======== SOURCE DATA

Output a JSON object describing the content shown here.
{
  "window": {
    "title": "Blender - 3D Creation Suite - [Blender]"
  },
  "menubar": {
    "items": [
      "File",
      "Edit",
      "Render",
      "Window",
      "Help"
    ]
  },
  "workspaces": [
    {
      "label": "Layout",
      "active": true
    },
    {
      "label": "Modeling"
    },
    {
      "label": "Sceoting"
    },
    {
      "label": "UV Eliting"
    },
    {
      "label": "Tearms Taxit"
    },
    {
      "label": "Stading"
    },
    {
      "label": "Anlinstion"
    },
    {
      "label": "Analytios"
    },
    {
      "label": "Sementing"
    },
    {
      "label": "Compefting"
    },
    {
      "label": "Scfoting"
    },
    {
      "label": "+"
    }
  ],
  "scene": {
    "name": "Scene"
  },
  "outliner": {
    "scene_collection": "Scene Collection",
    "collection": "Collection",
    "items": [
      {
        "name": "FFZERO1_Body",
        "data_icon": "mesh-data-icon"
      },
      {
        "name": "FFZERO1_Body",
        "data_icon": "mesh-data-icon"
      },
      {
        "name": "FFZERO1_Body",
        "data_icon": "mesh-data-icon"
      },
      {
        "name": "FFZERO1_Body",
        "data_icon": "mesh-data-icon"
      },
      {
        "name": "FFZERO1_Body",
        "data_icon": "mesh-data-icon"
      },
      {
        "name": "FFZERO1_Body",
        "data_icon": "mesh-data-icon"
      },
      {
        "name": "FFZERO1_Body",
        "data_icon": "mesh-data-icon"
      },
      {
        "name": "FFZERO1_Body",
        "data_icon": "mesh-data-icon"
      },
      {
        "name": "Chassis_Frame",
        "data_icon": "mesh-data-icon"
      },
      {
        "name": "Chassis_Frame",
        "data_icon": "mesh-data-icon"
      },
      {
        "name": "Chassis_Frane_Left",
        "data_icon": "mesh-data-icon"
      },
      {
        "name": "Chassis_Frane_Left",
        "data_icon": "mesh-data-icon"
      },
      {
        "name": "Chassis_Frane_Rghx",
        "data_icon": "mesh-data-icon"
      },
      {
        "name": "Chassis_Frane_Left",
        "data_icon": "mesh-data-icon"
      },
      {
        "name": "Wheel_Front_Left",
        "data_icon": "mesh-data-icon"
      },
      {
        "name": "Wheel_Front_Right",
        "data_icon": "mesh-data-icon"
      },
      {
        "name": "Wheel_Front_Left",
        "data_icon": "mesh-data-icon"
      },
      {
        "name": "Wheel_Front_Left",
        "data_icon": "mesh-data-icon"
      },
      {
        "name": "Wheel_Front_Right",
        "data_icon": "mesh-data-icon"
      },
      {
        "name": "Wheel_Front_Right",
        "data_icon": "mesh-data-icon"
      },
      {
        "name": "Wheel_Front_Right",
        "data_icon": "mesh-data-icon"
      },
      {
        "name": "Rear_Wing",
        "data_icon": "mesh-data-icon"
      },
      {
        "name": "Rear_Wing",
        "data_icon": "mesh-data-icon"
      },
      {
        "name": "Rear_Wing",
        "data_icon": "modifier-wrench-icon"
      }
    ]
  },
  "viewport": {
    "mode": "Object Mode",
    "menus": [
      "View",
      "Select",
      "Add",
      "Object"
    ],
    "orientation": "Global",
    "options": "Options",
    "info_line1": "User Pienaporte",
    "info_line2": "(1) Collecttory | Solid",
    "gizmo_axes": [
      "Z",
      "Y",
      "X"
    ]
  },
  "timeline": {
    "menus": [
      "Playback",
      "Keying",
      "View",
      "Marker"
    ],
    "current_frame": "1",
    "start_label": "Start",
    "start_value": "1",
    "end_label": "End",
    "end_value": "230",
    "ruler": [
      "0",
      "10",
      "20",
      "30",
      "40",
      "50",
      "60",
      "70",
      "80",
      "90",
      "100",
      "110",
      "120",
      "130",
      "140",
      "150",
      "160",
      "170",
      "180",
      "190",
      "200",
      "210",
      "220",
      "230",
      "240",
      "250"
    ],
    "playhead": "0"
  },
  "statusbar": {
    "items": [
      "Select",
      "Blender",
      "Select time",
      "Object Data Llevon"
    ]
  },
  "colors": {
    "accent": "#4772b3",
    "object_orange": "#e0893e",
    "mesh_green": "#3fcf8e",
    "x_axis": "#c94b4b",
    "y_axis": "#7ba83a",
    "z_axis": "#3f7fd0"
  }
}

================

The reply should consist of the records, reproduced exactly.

Output a JSON object describing the content shown here.
{
  "window": {
    "title": "Blender - 3D Creation Suite - [Blender]"
  },
  "menubar": {
    "items": [
      "File",
      "Edit",
      "Render",
      "Window",
      "Help"
    ]
  },
  "workspaces": [
    {
      "label": "Layout",
      "active": true
    },
    {
      "label": "Modeling"
    },
    {
      "label": "Sceoting"
    },
    {
      "label": "UV Eliting"
    },
    {
      "label": "Tearms Taxit"
    },
    {
      "label": "Stading"
    },
    {
      "label": "Anlinstion"
    },
    {
      "label": "Analytios"
    },
    {
      "label": "Sementing"
    },
    {
      "label": "Compefting"
    },
    {
      "label": "Scfoting"
    },
    {
      "label": "+"
    }
  ],
  "scene": {
    "name": "Scene"
  },
  "outliner": {
    "scene_collection": "Scene Collection",
    "collection": "Collection",
    "items": [
      {
        "name": "FFZERO1_Body",
        "data_icon": "mesh-data-icon"
      },
      {
        "name": "FFZERO1_Body",
        "data_icon": "mesh-data-icon"
      },
      {
        "name": "FFZERO1_Body",
        "data_icon": "mesh-data-icon"
      },
      {
        "name": "FFZERO1_Body",
        "data_icon": "mesh-data-icon"
      },
      {
        "name": "FFZERO1_Body",
        "data_icon": "mesh-data-icon"
      },
      {
        "name": "FFZERO1_Body",
        "data_icon": "mesh-data-icon"
      },
      {
        "name": "FFZERO1_Body",
        "data_icon": "mesh-data-icon"
      },
      {
        "name": "FFZERO1_Body",
        "data_icon": "mesh-data-icon"
      },
      {
        "name": "Chassis_Frame",
        "data_icon": "mesh-data-icon"
      },
      {
        "name": "Chassis_Frame",
        "data_icon": "mesh-data-icon"
      },
      {
        "name": "Chassis_Frane_Left",
        "data_icon": "mesh-data-icon"
      },
      {
        "name": "Chassis_Frane_Left",
        "data_icon": "mesh-data-icon"
      },
      {
        "name": "Chassis_Frane_Rghx",
        "data_icon": "mesh-data-icon"
      },
      {
        "name": "Chassis_Frane_Left",
        "data_icon": "mesh-data-icon"
      },
      {
        "name": "Wheel_Front_Left",
        "data_icon": "mesh-data-icon"
      },
      {
        "name": "Wheel_Front_Right",
        "data_icon": "mesh-data-icon"
      },
      {
        "name": "Wheel_Front_Left",
        "data_icon": "mesh-data-icon"
      },
      {
        "name": "Wheel_Front_Left",
        "data_icon": "mesh-data-icon"
      },
      {
        "name": "Wheel_Front_Right",
        "data_icon": "mesh-data-icon"
      },
      {
        "name": "Wheel_Front_Right",
        "data_icon": "mesh-data-icon"
      },
      {
        "name": "Wheel_Front_Right",
        "data_icon": "mesh-data-icon"
      },
      {
        "name": "Rear_Wing",
        "data_icon": "mesh-data-icon"
      },
      {
        "name": "Rear_Wing",
        "data_icon": "mesh-data-icon"
      },
      {
        "name": "Rear_Wing",
        "data_icon": "modifier-wrench-icon"
      }
    ]
  },
  "viewport": {
    "mode": "Object Mode",
    "menus": [
      "View",
      "Select",
      "Add",
      "Object"
    ],
    "orientation": "Global",
    "options": "Options",
    "info_line1": "User Pienaporte",
    "info_line2": "(1) Collecttory | Solid",
    "gizmo_axes": [
      "Z",
      "Y",
      "X"
    ]
  },
  "timeline": {
    "menus": [
      "Playback",
      "Keying",
      "View",
      "Marker"
    ],
    "current_frame": "1",
    "start_label": "Start",
    "start_value": "1",
    "end_label": "End",
    "end_value": "230",
    "ruler": [
      "0",
      "10",
      "20",
      "30",
      "40",
      "50",
      "60",
      "70",
      "80",
      "90",
      "100",
      "110",
      "120",
      "130",
      "140",
      "150",
      "160",
      "170",
      "180",
      "190",
      "200",
      "210",
      "220",
      "230",
      "240",
      "250"
    ],
    "playhead": "0"
  },
  "statusbar": {
    "items": [
      "Select",
      "Blender",
      "Select time",
      "Object Data Llevon"
    ]
  },
  "colors": {
    "accent": "#4772b3",
    "object_orange": "#e0893e",
    "mesh_green": "#3fcf8e",
    "x_axis": "#c94b4b",
    "y_axis": "#7ba83a",
    "z_axis": "#3f7fd0"
  }
}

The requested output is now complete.